Dancer at Sunrise, 2013. Photo by Paulius Musteikis.
You may have heard that Radical Self-Reliance is one of Burning Man’s Ten Principles. And so is Leaving No Trace.
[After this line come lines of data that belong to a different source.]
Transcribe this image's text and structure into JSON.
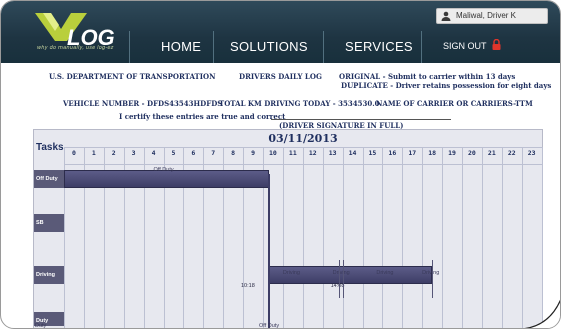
{
  "header": {
    "logo_text": "why do manually, use log-ez",
    "nav": [
      "HOME",
      "SOLUTIONS",
      "SERVICES"
    ],
    "signout_label": "SIGN OUT",
    "user_name": "Maliwal, Driver K"
  },
  "form": {
    "dept": "U.S. DEPARTMENT OF TRANSPORTATION",
    "log_title": "DRIVERS DAILY LOG",
    "original": "ORIGINAL - Submit to carrier within 13 days",
    "duplicate": "DUPLICATE - Driver retains possession for eight days",
    "vehicle": "VEHICLE NUMBER - DFDS43543HDFDS",
    "total_km": "TOTAL KM DRIVING TODAY - 3534530.0",
    "carrier": "NAME OF CARRIER OR CARRIERS-TTM",
    "certify": "I certify these entries are true and correct",
    "signature": "(DRIVER SIGNATURE IN FULL)"
  },
  "chart_data": {
    "type": "gantt",
    "title": "03/11/2013",
    "tasks_header": "Tasks",
    "hours": [
      "0",
      "1",
      "2",
      "3",
      "4",
      "5",
      "6",
      "7",
      "8",
      "9",
      "10",
      "11",
      "12",
      "13",
      "14",
      "15",
      "16",
      "17",
      "18",
      "19",
      "20",
      "21",
      "22",
      "23"
    ],
    "rows": [
      "Off Duty",
      "SB",
      "Driving",
      "Duty"
    ],
    "segments": [
      {
        "task": "Off Duty",
        "start_hour": 0,
        "end_hour": 10.3,
        "label": "Off Duty"
      },
      {
        "task": "Driving",
        "start_hour": 10.3,
        "end_hour": 18.5,
        "label": "Driving"
      }
    ],
    "annotations": [
      {
        "hour": 11.5,
        "text": "Driving"
      },
      {
        "hour": 14,
        "text": "Driving"
      },
      {
        "hour": 16.2,
        "text": "Driving"
      },
      {
        "hour": 18.5,
        "text": "Driving"
      },
      {
        "hour": 10,
        "text": "10:18"
      },
      {
        "hour": 13.8,
        "text": "14:08"
      },
      {
        "hour": 10,
        "text": "Off Duty"
      },
      {
        "hour": 0,
        "text": "Duty"
      }
    ]
  }
}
When you put them together, it means that whether it’s a costume, or a vehicle, or an art installation, your food, your camp, your bike, your trinkets, or whatever, YOU ARE RESPONSIBLE FOR MAKING SURE YOUR STUFF DOESN’T BECOME MOOP (aka Matter Out of Place).
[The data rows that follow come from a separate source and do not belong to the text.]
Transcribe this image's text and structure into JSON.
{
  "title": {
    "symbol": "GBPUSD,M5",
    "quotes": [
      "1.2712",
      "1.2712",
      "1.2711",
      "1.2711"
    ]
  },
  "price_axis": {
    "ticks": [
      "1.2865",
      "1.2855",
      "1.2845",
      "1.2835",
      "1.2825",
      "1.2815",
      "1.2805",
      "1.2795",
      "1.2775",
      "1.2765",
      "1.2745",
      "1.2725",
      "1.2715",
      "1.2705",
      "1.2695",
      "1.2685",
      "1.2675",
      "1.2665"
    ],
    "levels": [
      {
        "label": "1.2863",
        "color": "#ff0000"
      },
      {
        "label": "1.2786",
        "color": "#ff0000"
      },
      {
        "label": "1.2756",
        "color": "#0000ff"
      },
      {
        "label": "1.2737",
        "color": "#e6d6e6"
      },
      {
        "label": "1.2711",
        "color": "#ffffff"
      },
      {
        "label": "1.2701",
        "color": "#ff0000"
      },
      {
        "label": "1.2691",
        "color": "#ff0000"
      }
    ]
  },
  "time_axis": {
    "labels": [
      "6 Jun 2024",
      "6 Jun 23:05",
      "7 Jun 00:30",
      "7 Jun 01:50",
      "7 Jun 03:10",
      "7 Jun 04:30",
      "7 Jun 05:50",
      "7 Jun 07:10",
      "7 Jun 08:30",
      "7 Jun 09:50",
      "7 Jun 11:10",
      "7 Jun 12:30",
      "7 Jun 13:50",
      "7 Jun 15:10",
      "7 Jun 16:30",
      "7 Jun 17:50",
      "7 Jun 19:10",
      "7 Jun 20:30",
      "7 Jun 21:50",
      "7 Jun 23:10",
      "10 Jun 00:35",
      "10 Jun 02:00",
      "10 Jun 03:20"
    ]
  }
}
And that brings us to the subject of feathers on playa.
Back in the day, folks would show up at Burning Man with cheap feather boas, and they’d inevitably fall to pieces, blow all over the playa, get stuck on the trash fence, blow past it, and generally create a super MOOPy headache for everybody.
Boas still suck, don’t bring ‘em.
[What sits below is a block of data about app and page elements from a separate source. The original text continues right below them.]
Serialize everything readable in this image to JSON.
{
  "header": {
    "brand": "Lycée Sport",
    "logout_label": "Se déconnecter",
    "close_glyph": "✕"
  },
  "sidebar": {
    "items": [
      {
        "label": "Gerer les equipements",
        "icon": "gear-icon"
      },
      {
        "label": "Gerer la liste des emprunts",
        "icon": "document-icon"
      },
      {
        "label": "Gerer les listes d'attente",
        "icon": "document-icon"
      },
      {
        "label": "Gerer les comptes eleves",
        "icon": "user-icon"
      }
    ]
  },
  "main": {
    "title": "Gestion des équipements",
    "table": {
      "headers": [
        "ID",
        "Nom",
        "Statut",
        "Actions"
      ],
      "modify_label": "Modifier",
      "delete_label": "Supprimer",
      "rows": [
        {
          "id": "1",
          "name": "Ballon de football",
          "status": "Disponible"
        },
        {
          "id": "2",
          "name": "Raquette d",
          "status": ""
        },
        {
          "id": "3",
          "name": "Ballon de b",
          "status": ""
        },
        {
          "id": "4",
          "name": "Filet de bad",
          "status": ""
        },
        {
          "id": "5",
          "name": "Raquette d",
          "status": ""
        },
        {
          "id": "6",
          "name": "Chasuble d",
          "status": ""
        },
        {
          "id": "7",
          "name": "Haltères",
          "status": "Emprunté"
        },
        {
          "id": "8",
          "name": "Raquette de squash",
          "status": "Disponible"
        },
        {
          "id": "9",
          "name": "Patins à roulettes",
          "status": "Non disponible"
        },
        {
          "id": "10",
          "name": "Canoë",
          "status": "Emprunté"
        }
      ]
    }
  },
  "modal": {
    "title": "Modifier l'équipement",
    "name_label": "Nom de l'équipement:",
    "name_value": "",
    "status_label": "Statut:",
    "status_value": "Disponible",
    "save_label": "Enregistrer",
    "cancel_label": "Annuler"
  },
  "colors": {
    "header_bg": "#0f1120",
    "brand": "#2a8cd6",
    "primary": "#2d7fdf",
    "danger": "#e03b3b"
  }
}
So, to prevent a MOOPocalypse, we’ve long had a warning in the Survival Guide to not bring feathers (primarily this was directed at those cheap boas, since it predates when the headdress and fedora fads kicked in), and even had the Gate crew prohibit them from being brought into Black Rock City.
Now here’s the thing … some feathers are super MOOPy and others, well, aren’t. What we’re saying is this: if you want to wear feathers, that’s fine … but make sure they’re attached in ways that won’t fail, and if you can’t then don’t wear them, because it’s on YOU if they become MOOP. (And that goes for anything you bring to Black Rock City.)
So be smart, use good judgment, and be careful about what you do and don’t bring to (and wear on) the playa. In order to help you make sound judgments, here’s a list of things that are known to be especially MOOPy:
- wood chips, splinters and sawdust
- pistachio shells
- cigarette butts
- live plants
- burn barrel ashes
- feather boas
- mylar (once it dries out and cracks)
- firecrackers and fireworks
- anything that may dry out, break up and/or blow away in the wind
- loose glitter
- styrofoam coolers
- plastic bags
- sheets of paper
- disposable drink cups
- hay bales
- confetti (duh)
- swimming pools (soaked playa = moop)
- glass containers (they can shatter)
One last thing … we’re keeping our eye on this ball. If feathers prove to be a MOOP problem in the future, we may be forced to ban them.